Scott’s recently unveiled budget would give $3 million to “water quality improvement projects” in the bay, which is located in Franklin County. The Northwest Florida Water Management District would receive the money and undertake the projects.
State Sen. Bill Montford, D-Tallahassee, who represents the county, said he’s pleased the governor recommended the funding. “He understands the severe problem that we have with the Apalachicola River basin and the Apalachicola Bay,” he said.
Montford said the money, at least partly, will go toward a “river-flow study.” Lawmakers and scientists agree that the lack of freshwater flow on the river is contributing to the oyster-haul decline, as well as other issues.
Montford said the lack of flow has increased the bay’s salinity, allowing sea predators to feast on oysters.
But Florida has no control over freshwater flow on the river. Lake Lanier, north of Atlanta, releases the water that feeds the river, and despite legal wrangling, Florida has not been able to increase that volume.
Right now, there’s been no official decision on how the $3 million would be spent, Montford said.
Scott will likely leave that up to the water management district’s professionals, but he definitely wants a water-flow study, Montford said.
Also Montford will fight to put the $3 million is in the Legislature’s budget, which has not yet been written. And he said he has some big guns in the Legislature — Senate President Don Gaetz, R-Niceville, and Sen. Charlie Dean, R-Inverness, chair of the Environmental Preservation and Conservation Committee — who support helping the bay.
Montford said like the Everglades, the bay and the basin are problems that should concern everyone in the state. “This is not just a North Florida issue; this is a Florida issue,” he said. “We are witnessing the destruction of an American treasure.”
So far, the water management district has been reticent to detail how the $3 million would be spent, saying there’s no project list for the money. “It’s a proposed budget; it’s pretty early,” said Lauren Engel, district spokeswoman.
Engel said she had no knowledge the money would be spent on a study.
Meanwhile, State Rep. Halsey Beshears (R-Monticello), was less energized about the governor’s interest in the bay’s problems.

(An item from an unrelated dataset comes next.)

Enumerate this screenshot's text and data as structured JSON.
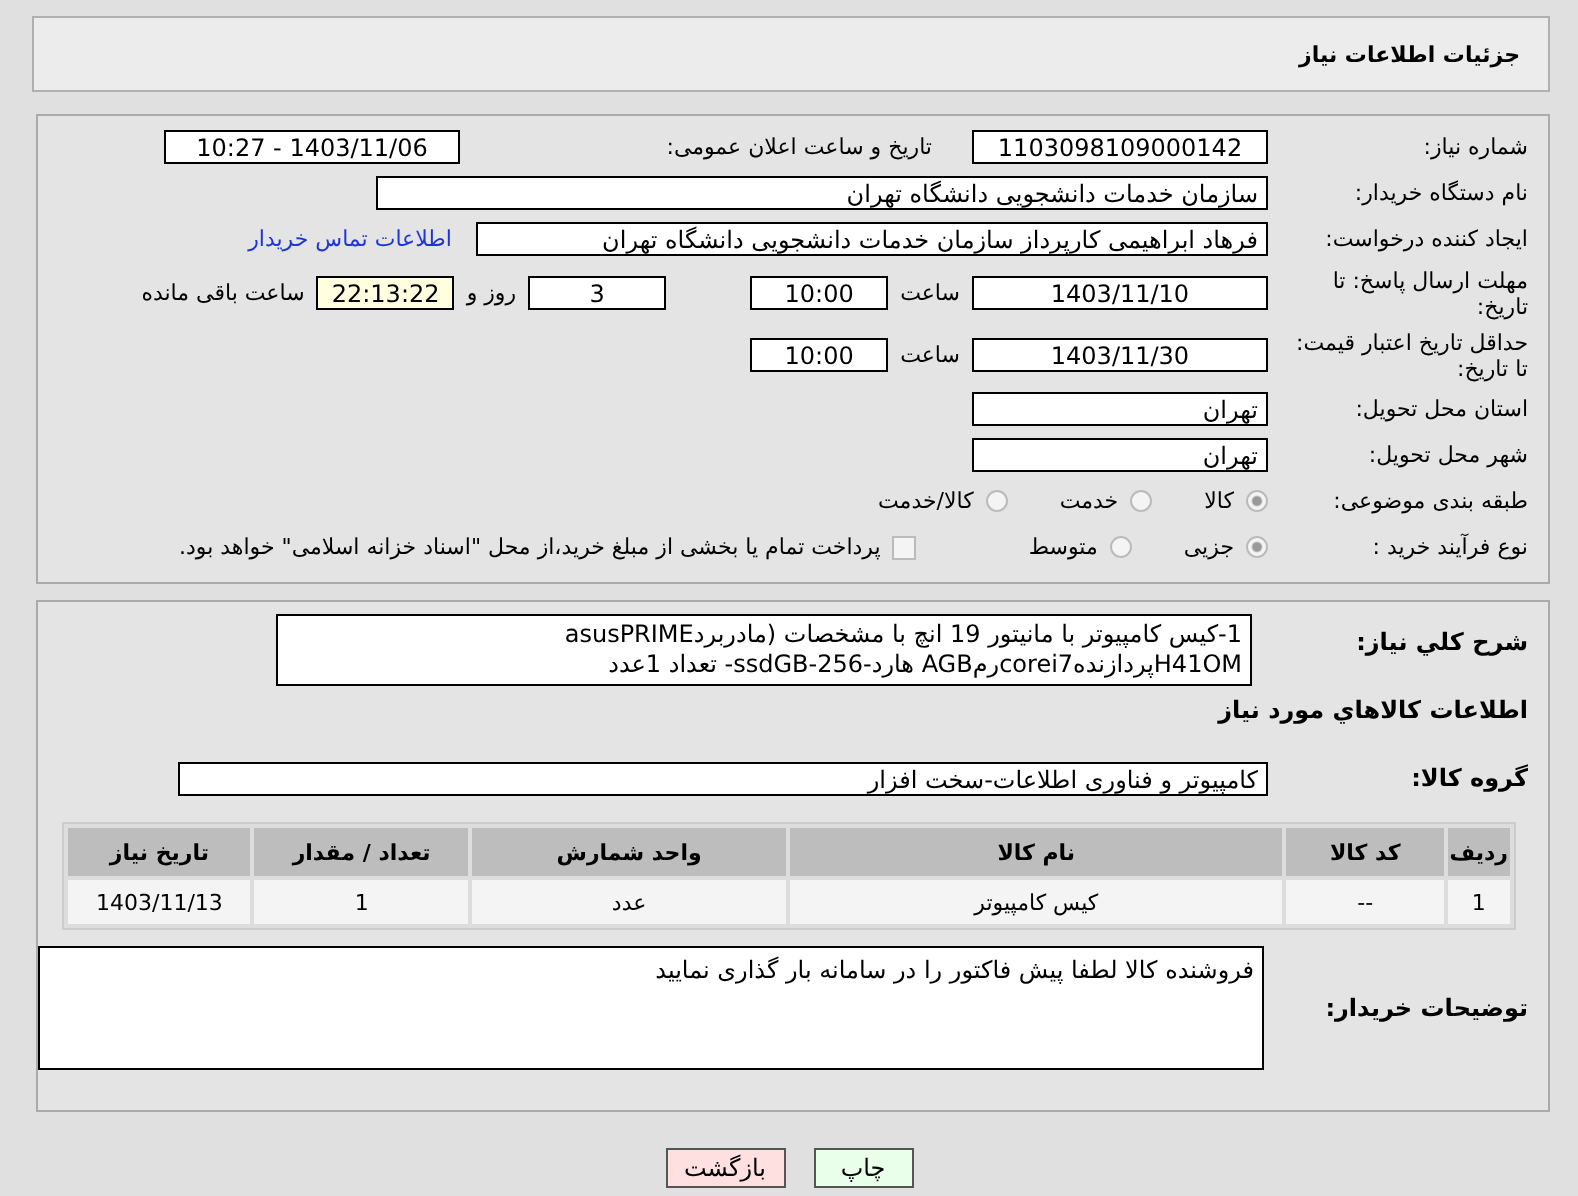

“I wish that we were doing something more direct to help out those people down in Apalachicola, rather than study(ing) something,” he said.
Beshears said the problem is one that must be relentlessly pursued. He, the chair and vice chair of Agriculture & Natural Resources Subcommittee, and the secretary of the Florida Department of Environmental Protection toured the region Friday.
They spent half a day in Apalachicola, going out on the water, even seeing oystermen harvesting. And Beshears was resolute the Legislature needs to find some remedies.
“We were there trying to look at all our options, trying to see what in the world we can do to help this problem,” he said.